Israel Plans 2024 Moonshot After First Unmanned Lander Crashed

YERUSHALAYIM -
The SpaceIL lunar module shown on exhibit in advance of its unsuccessful landing on the moon in April 2019. (AP Photo/Ariel Schalit, File)

Israel will try another unmanned lunar landing in early 2024 after its first attempt ended last year with the spacecraft crashing on the moon’s surface, officials said on Wednesday.

The new project, named Beresheet 2, will involve launching two landing craft and an orbiter that would circle the moon for years, conducting experiments and collecting data on behalf of school students, the Science Ministry said in statement.

Hoping to become the fourth country to carry out a controlled lunar landing, Israel in early 2019 launched Beresheet from Cape Canaveral.

But the dishwasher-sized robotic spacecraft crashed during the final approach, with engineers blaming technical failure.

SpaceIL, in cooperation with Israel Aerospace Industries and the Israeli Space Agency at the Ministry of Science and Technology, have initiated the Beresheet 2 project, as part of which the second Israeli spacecraft will be sent to space. Beresheet 2 will comprise three spacecraft – one orbiter and two landers – and will be launched in around four years. Along with scientific missions and international cooperation, the project will be aimed at inspiring young people across the country from all parts of Israeli society.

President Reuven Rivlin hosted the launch of the Beresheet 2 project, the second Israeli spacecraft to be launched, in the President’s Residence on Wednesday.

In his remarks, Rivlin said, “We are setting out on a new path, familiar but different, at the end of which we hope to land three spacecraft safely on the moon. This project will extend the boundaries of human knowledge with groundbreaking scientific experiments, helping us to understand better the universe in which we live.

“Just a year and a half ago, we were here together, when Israel held its breath and looked to the stars. We anxiously watched the Beresheet spacecraft on its historic journey to the moon. We watched its long journey, were in wonder at the researchers and were filled with pride at the Israeli daring and ability that flourished right here and at the groundbreaking work of Space IL. We were disappointed, and realized that we had to start once again from the beginning. Today, we are setting out on a new path, familiar but different, at the end of which we hope to land three spacecraft safely on the moon,” said the president.
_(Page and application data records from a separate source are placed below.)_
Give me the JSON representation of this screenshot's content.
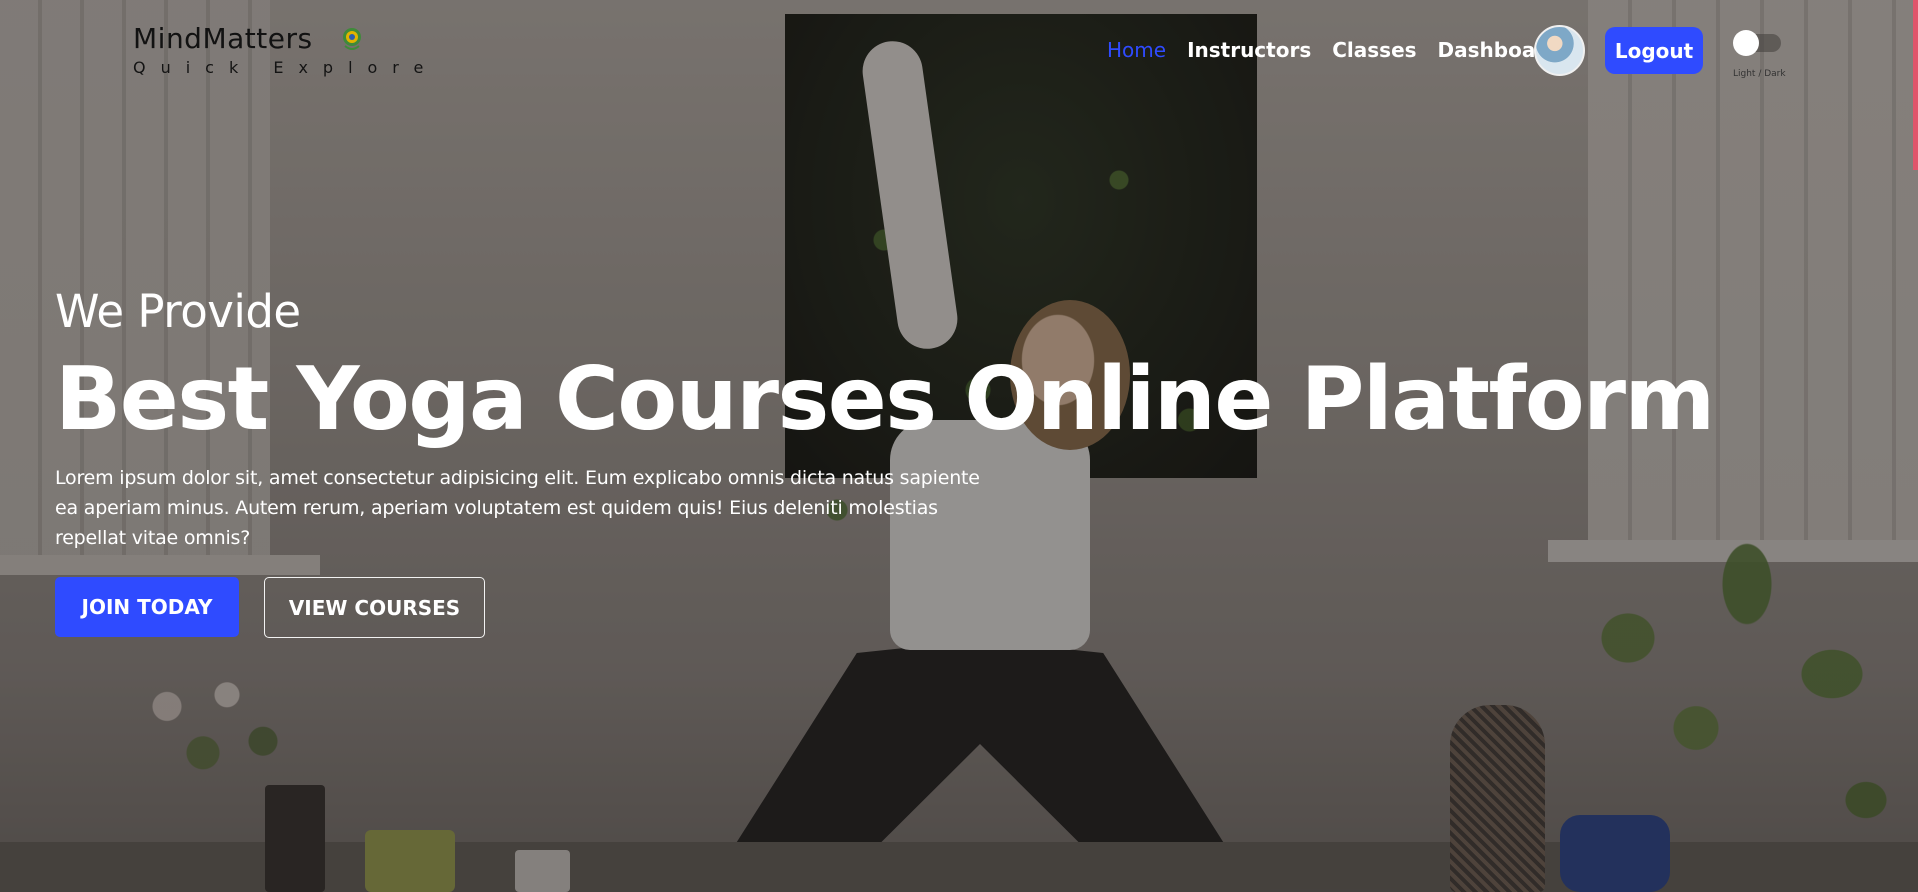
{
  "brand": {
    "name": "MindMatters",
    "tagline": "Quick Explore"
  },
  "nav": {
    "links": [
      {
        "label": "Home",
        "active": true
      },
      {
        "label": "Instructors",
        "active": false
      },
      {
        "label": "Classes",
        "active": false
      },
      {
        "label": "Dashboard",
        "active": false
      }
    ],
    "logout_label": "Logout",
    "theme_toggle_label": "Light / Dark"
  },
  "hero": {
    "pre_title": "We Provide",
    "title": "Best Yoga Courses Online Platform",
    "description": "Lorem ipsum dolor sit, amet consectetur adipisicing elit. Eum explicabo omnis dicta natus sapiente ea aperiam minus. Autem rerum, aperiam voluptatem est quidem quis! Eius deleniti molestias repellat vitae omnis?",
    "primary_button": "JOIN TODAY",
    "secondary_button": "VIEW COURSES"
  },
  "colors": {
    "accent": "#2f4bff",
    "text_light": "#ffffff",
    "brand_text": "#121212"
  },
  "icons": {
    "logo": "lotus-logo-icon",
    "avatar": "user-avatar"
  }
}
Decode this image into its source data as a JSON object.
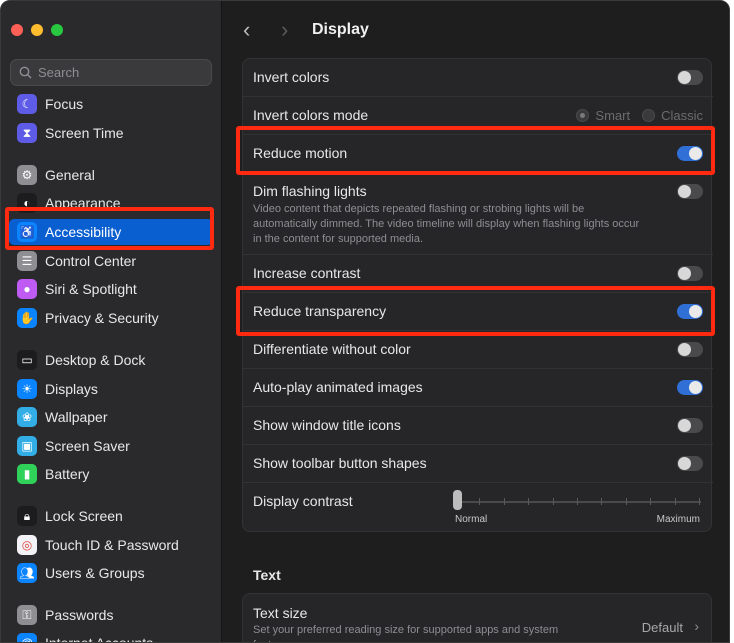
{
  "window": {
    "title": "Display"
  },
  "sidebar": {
    "search_placeholder": "Search",
    "items": [
      {
        "label": "Focus",
        "icon": "moon-icon",
        "color": "#5e5ce6"
      },
      {
        "label": "Screen Time",
        "icon": "hourglass-icon",
        "color": "#5e5ce6"
      },
      {
        "label": "General",
        "icon": "gear-icon",
        "color": "#8e8e93"
      },
      {
        "label": "Appearance",
        "icon": "appearance-icon",
        "color": "#1c1c1e"
      },
      {
        "label": "Accessibility",
        "icon": "accessibility-icon",
        "color": "#0a84ff"
      },
      {
        "label": "Control Center",
        "icon": "control-center-icon",
        "color": "#8e8e93"
      },
      {
        "label": "Siri & Spotlight",
        "icon": "siri-icon",
        "color": "#bf5af2"
      },
      {
        "label": "Privacy & Security",
        "icon": "hand-icon",
        "color": "#0a84ff"
      },
      {
        "label": "Desktop & Dock",
        "icon": "dock-icon",
        "color": "#1c1c1e"
      },
      {
        "label": "Displays",
        "icon": "sun-icon",
        "color": "#0a84ff"
      },
      {
        "label": "Wallpaper",
        "icon": "wallpaper-icon",
        "color": "#32ade6"
      },
      {
        "label": "Screen Saver",
        "icon": "screen-saver-icon",
        "color": "#32ade6"
      },
      {
        "label": "Battery",
        "icon": "battery-icon",
        "color": "#30d158"
      },
      {
        "label": "Lock Screen",
        "icon": "lock-icon",
        "color": "#1c1c1e"
      },
      {
        "label": "Touch ID & Password",
        "icon": "fingerprint-icon",
        "color": "#f2f2f7"
      },
      {
        "label": "Users & Groups",
        "icon": "users-icon",
        "color": "#0a84ff"
      },
      {
        "label": "Passwords",
        "icon": "key-icon",
        "color": "#8e8e93"
      },
      {
        "label": "Internet Accounts",
        "icon": "at-icon",
        "color": "#0a84ff"
      }
    ]
  },
  "display": {
    "invert_colors": {
      "label": "Invert colors",
      "on": false
    },
    "invert_colors_mode": {
      "label": "Invert colors mode",
      "options": [
        "Smart",
        "Classic"
      ],
      "selected": "Smart"
    },
    "reduce_motion": {
      "label": "Reduce motion",
      "on": true
    },
    "dim_flashing": {
      "label": "Dim flashing lights",
      "description": "Video content that depicts repeated flashing or strobing lights will be automatically dimmed. The video timeline will display when flashing lights occur in the content for supported media.",
      "on": false
    },
    "increase_contrast": {
      "label": "Increase contrast",
      "on": false
    },
    "reduce_transparency": {
      "label": "Reduce transparency",
      "on": true
    },
    "differentiate": {
      "label": "Differentiate without color",
      "on": false
    },
    "autoplay": {
      "label": "Auto-play animated images",
      "on": true
    },
    "title_icons": {
      "label": "Show window title icons",
      "on": false
    },
    "toolbar_shapes": {
      "label": "Show toolbar button shapes",
      "on": false
    },
    "display_contrast": {
      "label": "Display contrast",
      "min_label": "Normal",
      "max_label": "Maximum",
      "value": 0
    }
  },
  "text_section": {
    "title": "Text",
    "text_size": {
      "label": "Text size",
      "description": "Set your preferred reading size for supported apps and system features.",
      "value": "Default"
    }
  },
  "colors": {
    "accent": "#2f6fd6",
    "highlight": "#ff2a10",
    "sidebar_active": "#0a5fd0"
  }
}
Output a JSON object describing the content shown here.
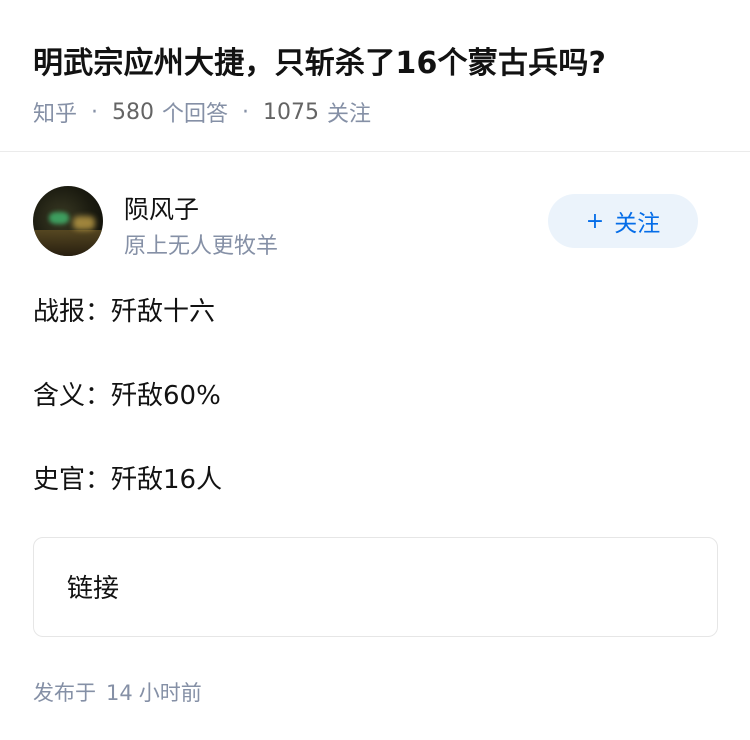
{
  "question": {
    "title": "明武宗应州大捷，只斩杀了16个蒙古兵吗?",
    "source": "知乎",
    "answer_count": "580",
    "answer_label": "个回答",
    "follow_count": "1075",
    "follow_label": "关注",
    "separator": "·"
  },
  "author": {
    "name": "陨风子",
    "headline": "原上无人更牧羊",
    "follow_button": {
      "icon": "plus-icon",
      "plus": "+",
      "label": "关注"
    }
  },
  "answer": {
    "paragraphs": [
      "战报：歼敌十六",
      "含义：歼敌60%",
      "史官：歼敌16人"
    ],
    "link_card_label": "链接",
    "published_prefix": "发布于",
    "published_value": "14",
    "published_suffix": "小时前"
  },
  "colors": {
    "accent": "#056de8",
    "follow_bg": "#ebf3fb",
    "meta_gray": "#8590a6",
    "text": "#121212"
  }
}
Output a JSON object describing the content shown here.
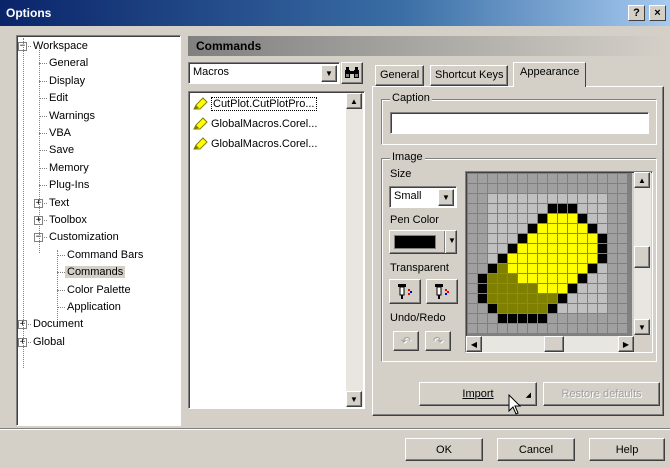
{
  "window": {
    "title": "Options",
    "help_glyph": "?",
    "close_glyph": "×"
  },
  "tree": [
    {
      "label": "Workspace",
      "level": 0,
      "toggle": "−"
    },
    {
      "label": "General",
      "level": 1
    },
    {
      "label": "Display",
      "level": 1
    },
    {
      "label": "Edit",
      "level": 1
    },
    {
      "label": "Warnings",
      "level": 1
    },
    {
      "label": "VBA",
      "level": 1
    },
    {
      "label": "Save",
      "level": 1
    },
    {
      "label": "Memory",
      "level": 1
    },
    {
      "label": "Plug-Ins",
      "level": 1
    },
    {
      "label": "Text",
      "level": 1,
      "toggle": "+"
    },
    {
      "label": "Toolbox",
      "level": 1,
      "toggle": "+"
    },
    {
      "label": "Customization",
      "level": 1,
      "toggle": "−"
    },
    {
      "label": "Command Bars",
      "level": 2
    },
    {
      "label": "Commands",
      "level": 2,
      "selected": true
    },
    {
      "label": "Color Palette",
      "level": 2
    },
    {
      "label": "Application",
      "level": 2
    },
    {
      "label": "Document",
      "level": 0,
      "toggle": "+"
    },
    {
      "label": "Global",
      "level": 0,
      "toggle": "+"
    }
  ],
  "header": {
    "title": "Commands"
  },
  "category": {
    "value": "Macros"
  },
  "commands": [
    {
      "label": "CutPlot.CutPlotPro...",
      "selected": true
    },
    {
      "label": "GlobalMacros.Corel..."
    },
    {
      "label": "GlobalMacros.Corel..."
    }
  ],
  "tabs": [
    {
      "label": "General",
      "active": false
    },
    {
      "label": "Shortcut Keys",
      "active": false
    },
    {
      "label": "Appearance",
      "active": true
    }
  ],
  "appearance": {
    "caption_label": "Caption",
    "caption_value": "",
    "image_label": "Image",
    "size_label": "Size",
    "size_value": "Small",
    "pen_color_label": "Pen Color",
    "pen_color": "#000000",
    "transparent_label": "Transparent",
    "undo_redo_label": "Undo/Redo",
    "import_label": "Import",
    "restore_label": "Restore defaults"
  },
  "footer": {
    "ok": "OK",
    "cancel": "Cancel",
    "help": "Help"
  },
  "colors": {
    "titlebar_start": "#0a246a",
    "face": "#d4d0c8",
    "icon_yellow": "#ffff00",
    "icon_olive": "#808000",
    "icon_light": "#c0c0c0",
    "icon_white": "#ffffff",
    "icon_black": "#000000"
  },
  "icon_pixels": [
    "................",
    "................",
    "................",
    "........KKK.....",
    ".......KYYYK....",
    "......KYYYYYK...",
    ".....KYYYYYYYK..",
    "....KYYYYYYYYK..",
    "...KYYYYYYYYYK..",
    "..KOYYYYYYYYK...",
    ".KOOOYYYYYYK....",
    ".KOOOOOYYYK.....",
    ".KOOOOOOOK......",
    "..KOOOOOK.......",
    "...KKKKK........",
    "................"
  ]
}
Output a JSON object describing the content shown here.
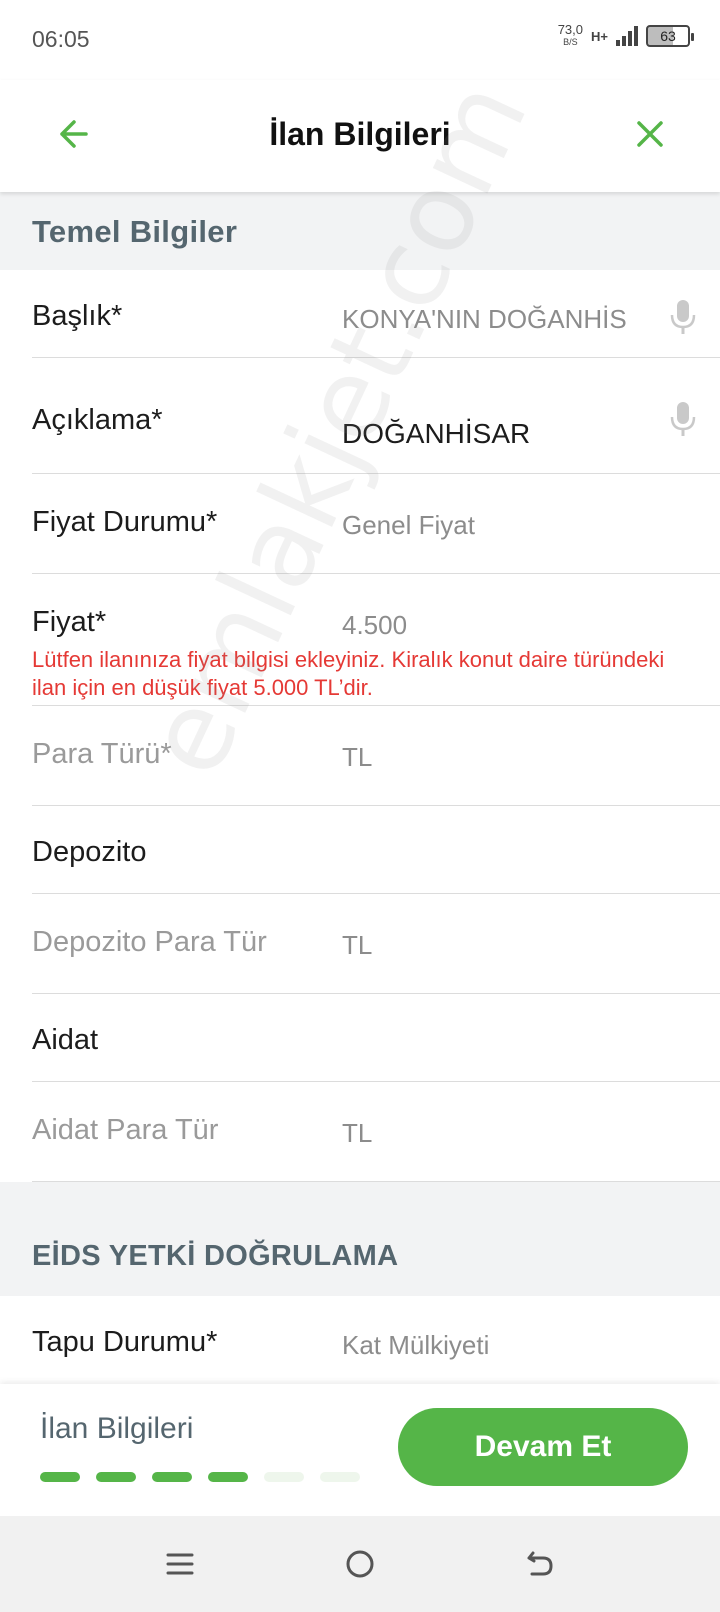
{
  "status": {
    "time": "06:05",
    "net_speed": "73,0",
    "net_speed_unit": "B/S",
    "network_type": "H+",
    "battery": "63"
  },
  "header": {
    "title": "İlan Bilgileri",
    "back_icon": "arrow-left-icon",
    "close_icon": "close-icon",
    "accent_color": "#55b548"
  },
  "sections": {
    "basic": {
      "title": "Temel Bilgiler"
    },
    "eids": {
      "title": "EİDS YETKİ DOĞRULAMA"
    }
  },
  "fields": {
    "title": {
      "label": "Başlık*",
      "value": "KONYA'NIN DOĞANHİS"
    },
    "description": {
      "label": "Açıklama*",
      "value": "DOĞANHİSAR"
    },
    "price_status": {
      "label": "Fiyat Durumu*",
      "value": "Genel Fiyat"
    },
    "price": {
      "label": "Fiyat*",
      "value": "4.500",
      "error": "Lütfen ilanınıza fiyat bilgisi ekleyiniz. Kiralık konut daire türündeki ilan için en düşük fiyat 5.000 TL’dir."
    },
    "currency": {
      "label": "Para Türü*",
      "value": "TL"
    },
    "deposit": {
      "label": "Depozito",
      "value": ""
    },
    "deposit_currency": {
      "label": "Depozito Para Tür",
      "value": "TL"
    },
    "dues": {
      "label": "Aidat",
      "value": ""
    },
    "dues_currency": {
      "label": "Aidat Para Tür",
      "value": "TL"
    },
    "deed_status": {
      "label": "Tapu Durumu*",
      "value": "Kat Mülkiyeti"
    }
  },
  "watermark": "emlakjet.com",
  "footer": {
    "step_label": "İlan Bilgileri",
    "steps_total": 6,
    "steps_completed": 4,
    "continue_label": "Devam Et",
    "active_step_color": "#55b548",
    "inactive_step_color": "#eef6ec"
  },
  "nav": {
    "menu_icon": "menu-icon",
    "home_icon": "home-circle-icon",
    "back_icon": "back-arrow-icon"
  }
}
“The Beresheet 2 mission to space is unique. If it succeeds – and I am sure it will – this project will extend the boundaries of human knowledge with ground-breaking scientific experiments, helping us to understand better the universe in which we live. By launching Beresheet at the present time, when the world is dealing with a health crisis the like of which has never been seen, is not to be taken for granted. In the shadow of the virus, it becomes clear to us how big concepts like science, medicine and research can fundamentally shake the foundations on which we live. It becomes clear to us how much we have to learn, not just on distant planets and in boundless galaxies, but here on our planet,” said Rivlin.

Science Minister Yizhar Shai said, “The Ministry of Science and Technology and the Israeli Space Agency are proud to be partners in the second chapter of the Beresheet mission. This is a groundbreaking and inspiring initiative, with determined innovators who are an example to all those with an eye to the future. We are pleased to announce that in conversations with the Israeli Space Agency, seven countries from five continents have expressed an interest in participating in the project, and that in conversations with the United Arab Emirates, the subject has been raised several times. I have no doubt that Beresheet will once again spark our imagination, redefining the boundaries of the possible and securing Israel’s status as a powerhouse of innovation.”

CEO of SpaceIL Shimon Sarid said, “We are aiming high with Beresheet. Not just to outer space, but to the long-term future of the State of Israel. We will do it by raising curiosity and hope, the ability to dream and realize, and through strengthening technological education, research, science and engineering for Israeli students. By doing so, we will ensure Israel’s technological mobility for today’s schoolchildren who are tomorrow’s scientists and engineers.”